§ **Work item**
Copy out each line below in which the string "XXème" appears.

Element data from apps and pages:
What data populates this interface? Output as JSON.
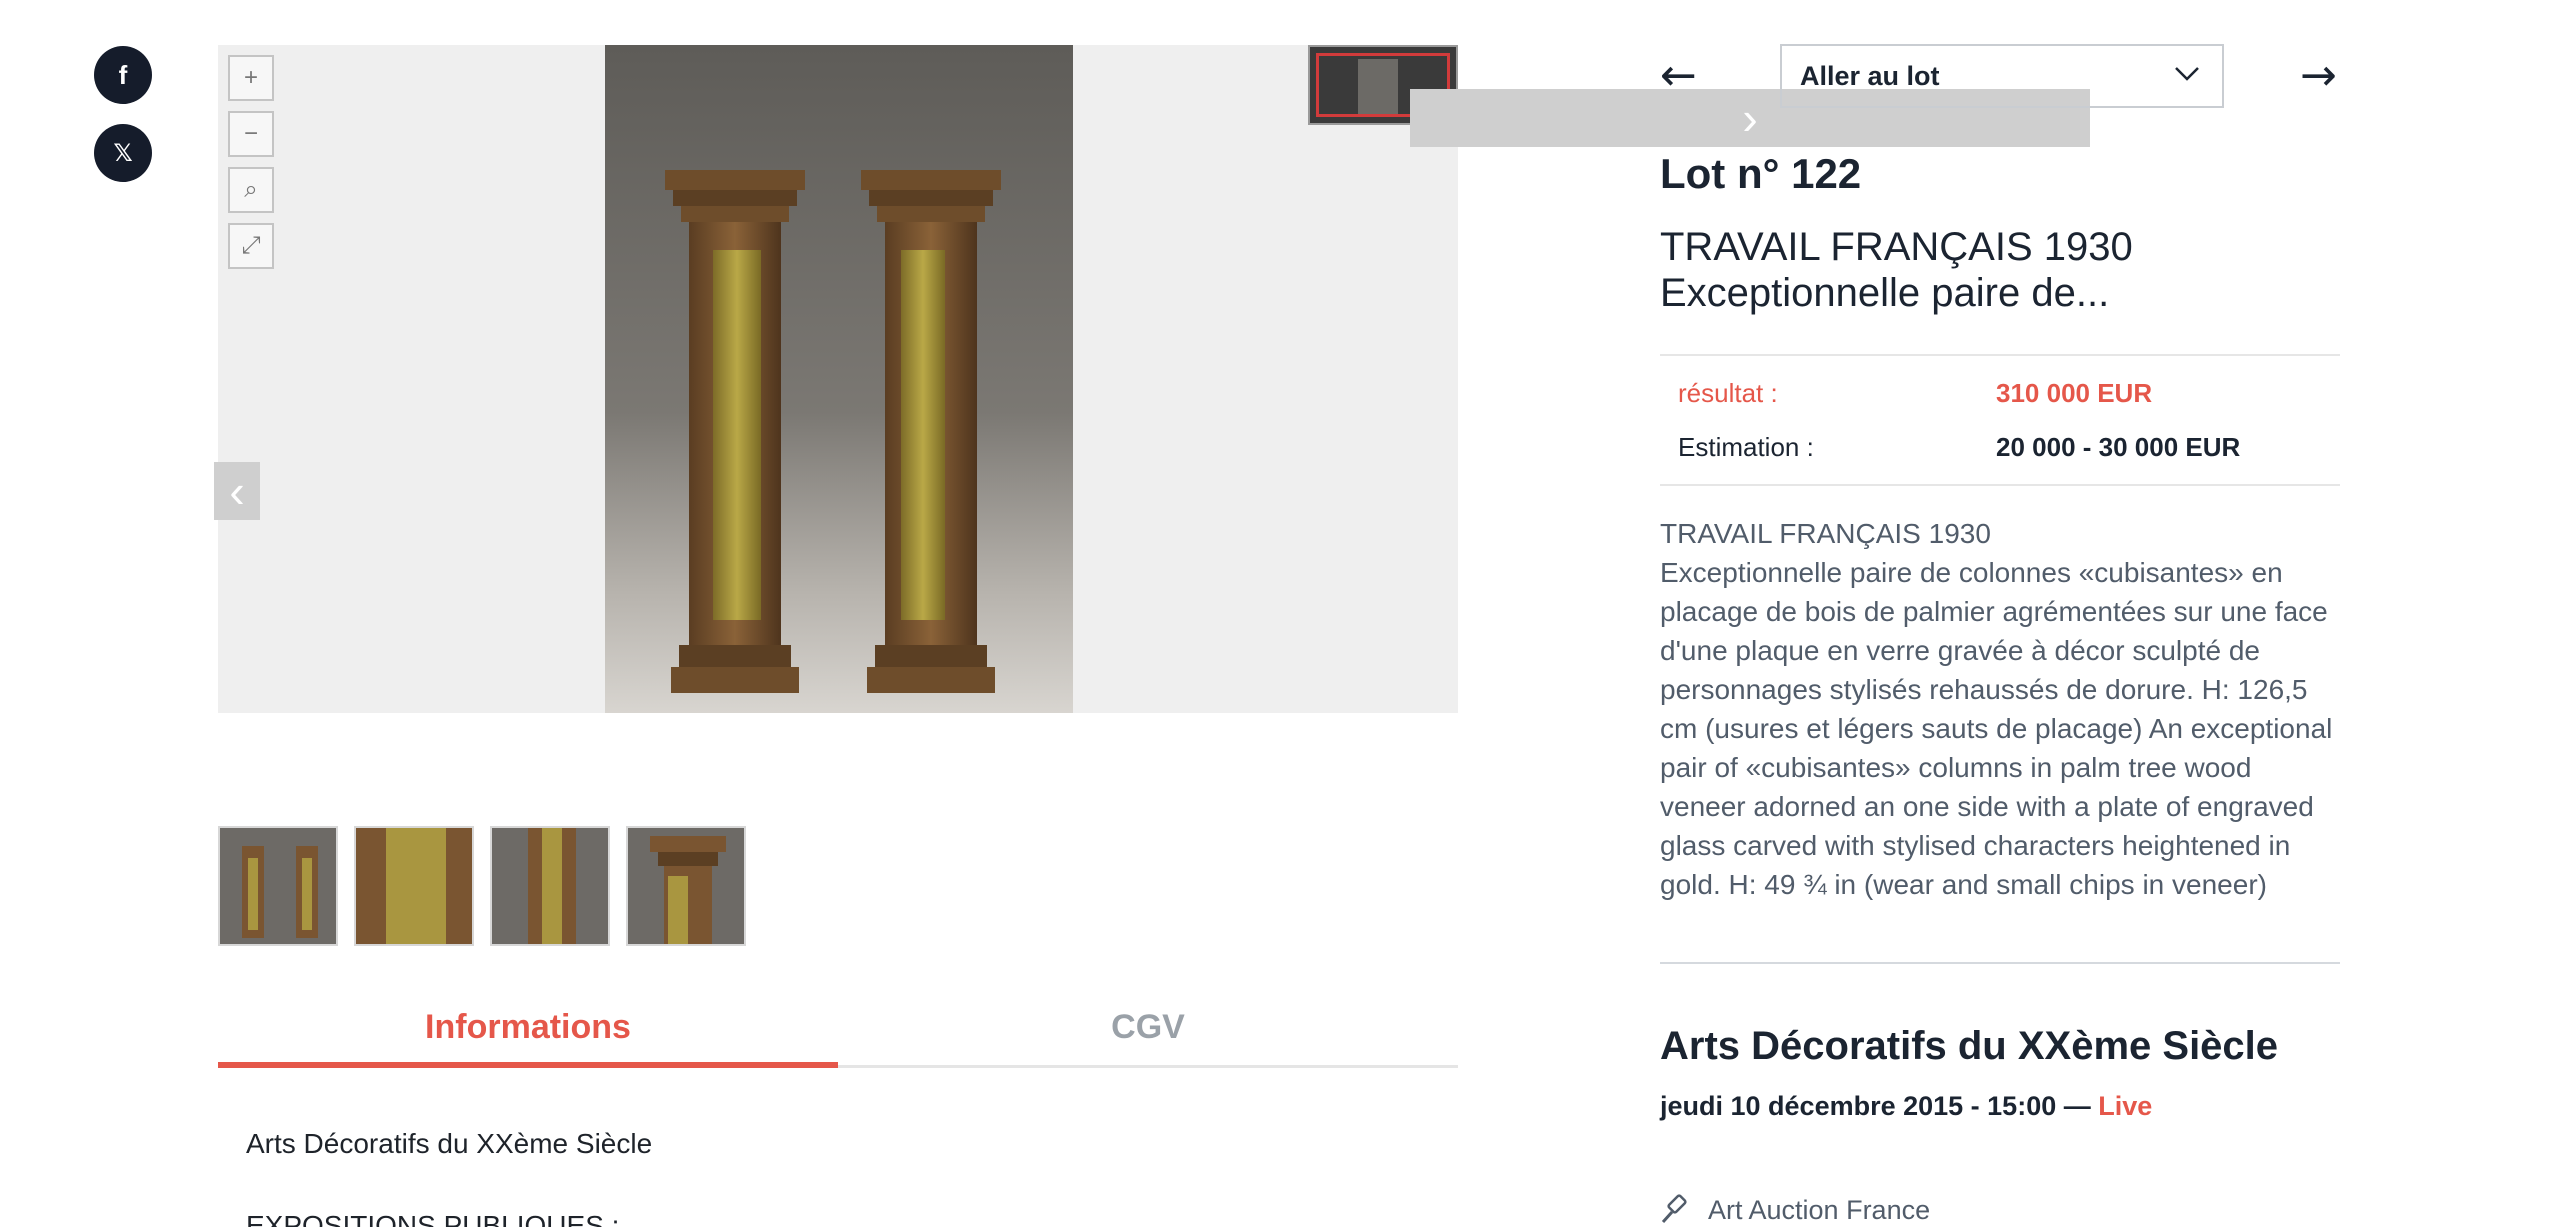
{
  "social": {
    "facebook_glyph": "f",
    "x_glyph": "𝕏"
  },
  "viewer": {
    "zoom_in": "+",
    "zoom_out": "−",
    "search_glyph": "⌕",
    "fullscreen_glyph": "⤢",
    "prev_glyph": "‹",
    "next_glyph": "›"
  },
  "tabs": {
    "informations": "Informations",
    "cgv": "CGV"
  },
  "info": {
    "line1": "Arts Décoratifs du XXème Siècle",
    "line2": "EXPOSITIONS PUBLIQUES :"
  },
  "lot_nav": {
    "prev_arrow": "←",
    "next_arrow": "→",
    "select_label": "Aller au lot"
  },
  "lot": {
    "number": "Lot n° 122",
    "title_line1": "TRAVAIL FRANÇAIS 1930",
    "title_line2": "Exceptionnelle paire de...",
    "result_label": "résultat :",
    "result_value": "310 000 EUR",
    "estimate_label": "Estimation :",
    "estimate_value": "20 000 - 30 000 EUR",
    "description": "TRAVAIL FRANÇAIS 1930\nExceptionnelle paire de colonnes «cubisantes» en placage de bois de palmier agrémentées sur une face d'une plaque en verre gravée à décor sculpté de personnages stylisés rehaussés de dorure. H: 126,5 cm (usures et légers sauts de placage) An exceptional pair of «cubisantes» columns in palm tree wood veneer adorned an one side with a plate of engraved glass carved with stylised characters heightened in gold. H: 49 ¾ in (wear and small chips in veneer)"
  },
  "sale": {
    "title": "Arts Décoratifs du XXème Siècle",
    "date": "jeudi 10 décembre 2015 - 15:00 — ",
    "live": "Live",
    "house": "Art Auction France"
  },
  "colors": {
    "accent": "#e5574a",
    "navy": "#1b2431",
    "text_muted": "#515c6a"
  }
}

§ **Expected output**
    "line1": "Arts Décoratifs du XXème Siècle",
    "title": "Arts Décoratifs du XXème Siècle",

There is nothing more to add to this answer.